__WHAT THE EXERCISE ASKS__.
Where an entry holds an image, skip the image but reproduce the rest word for word.

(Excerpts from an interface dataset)
★ ★ ★ ★ ★ ★ ★

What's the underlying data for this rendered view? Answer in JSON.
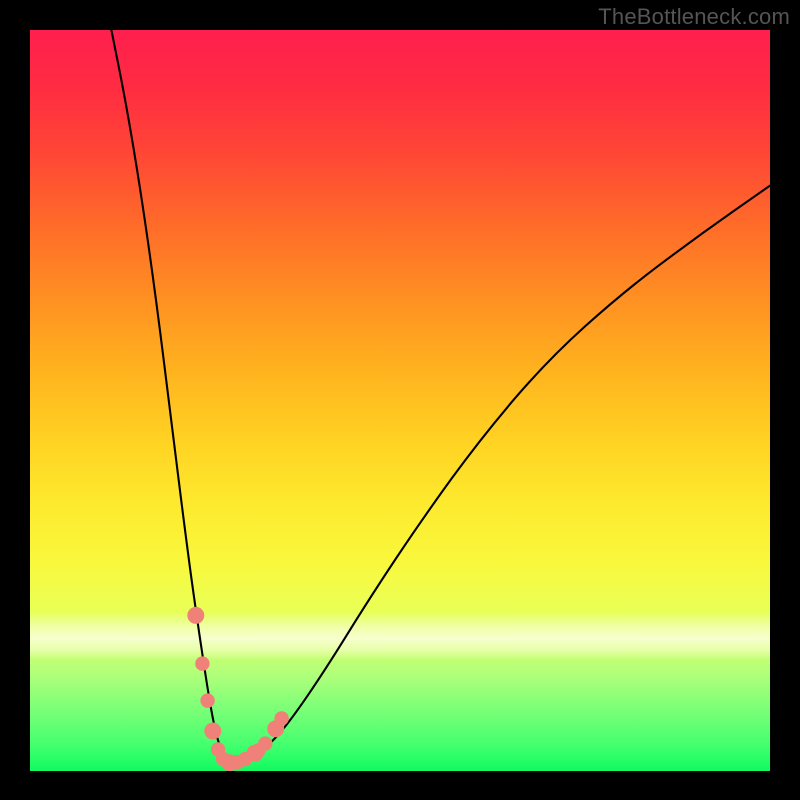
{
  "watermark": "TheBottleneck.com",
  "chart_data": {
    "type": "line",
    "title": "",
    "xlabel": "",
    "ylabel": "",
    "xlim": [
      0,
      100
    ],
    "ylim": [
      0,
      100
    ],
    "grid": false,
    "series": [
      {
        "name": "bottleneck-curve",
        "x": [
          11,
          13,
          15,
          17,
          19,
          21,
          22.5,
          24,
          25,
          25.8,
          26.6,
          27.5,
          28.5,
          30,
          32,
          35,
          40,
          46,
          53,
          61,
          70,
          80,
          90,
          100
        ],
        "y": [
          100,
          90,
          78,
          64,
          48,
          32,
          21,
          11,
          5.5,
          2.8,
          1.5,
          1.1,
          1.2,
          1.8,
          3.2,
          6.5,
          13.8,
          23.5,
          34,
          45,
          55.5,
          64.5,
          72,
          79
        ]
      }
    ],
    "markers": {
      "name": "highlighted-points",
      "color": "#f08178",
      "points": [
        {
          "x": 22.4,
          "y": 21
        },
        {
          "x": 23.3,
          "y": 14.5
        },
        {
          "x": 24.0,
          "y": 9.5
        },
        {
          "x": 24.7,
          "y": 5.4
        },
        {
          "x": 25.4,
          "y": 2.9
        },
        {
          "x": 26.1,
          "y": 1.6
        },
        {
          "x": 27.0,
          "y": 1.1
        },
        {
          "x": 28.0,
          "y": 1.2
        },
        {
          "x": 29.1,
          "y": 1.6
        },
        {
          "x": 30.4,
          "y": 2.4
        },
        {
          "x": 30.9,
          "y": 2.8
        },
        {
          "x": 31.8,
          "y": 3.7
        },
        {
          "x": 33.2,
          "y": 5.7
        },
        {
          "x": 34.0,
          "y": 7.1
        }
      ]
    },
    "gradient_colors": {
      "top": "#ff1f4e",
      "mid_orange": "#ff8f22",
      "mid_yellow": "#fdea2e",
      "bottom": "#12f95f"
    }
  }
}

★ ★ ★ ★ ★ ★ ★

__RESPONSE__.
What's the underlying data for this rendered view? Answer in JSON.
{
  "watermark": "TheBottleneck.com",
  "chart_data": {
    "type": "line",
    "title": "",
    "xlabel": "",
    "ylabel": "",
    "xlim": [
      0,
      100
    ],
    "ylim": [
      0,
      100
    ],
    "grid": false,
    "series": [
      {
        "name": "bottleneck-curve",
        "x": [
          11,
          13,
          15,
          17,
          19,
          21,
          22.5,
          24,
          25,
          25.8,
          26.6,
          27.5,
          28.5,
          30,
          32,
          35,
          40,
          46,
          53,
          61,
          70,
          80,
          90,
          100
        ],
        "y": [
          100,
          90,
          78,
          64,
          48,
          32,
          21,
          11,
          5.5,
          2.8,
          1.5,
          1.1,
          1.2,
          1.8,
          3.2,
          6.5,
          13.8,
          23.5,
          34,
          45,
          55.5,
          64.5,
          72,
          79
        ]
      }
    ],
    "markers": {
      "name": "highlighted-points",
      "color": "#f08178",
      "points": [
        {
          "x": 22.4,
          "y": 21
        },
        {
          "x": 23.3,
          "y": 14.5
        },
        {
          "x": 24.0,
          "y": 9.5
        },
        {
          "x": 24.7,
          "y": 5.4
        },
        {
          "x": 25.4,
          "y": 2.9
        },
        {
          "x": 26.1,
          "y": 1.6
        },
        {
          "x": 27.0,
          "y": 1.1
        },
        {
          "x": 28.0,
          "y": 1.2
        },
        {
          "x": 29.1,
          "y": 1.6
        },
        {
          "x": 30.4,
          "y": 2.4
        },
        {
          "x": 30.9,
          "y": 2.8
        },
        {
          "x": 31.8,
          "y": 3.7
        },
        {
          "x": 33.2,
          "y": 5.7
        },
        {
          "x": 34.0,
          "y": 7.1
        }
      ]
    },
    "gradient_colors": {
      "top": "#ff1f4e",
      "mid_orange": "#ff8f22",
      "mid_yellow": "#fdea2e",
      "bottom": "#12f95f"
    }
  }
}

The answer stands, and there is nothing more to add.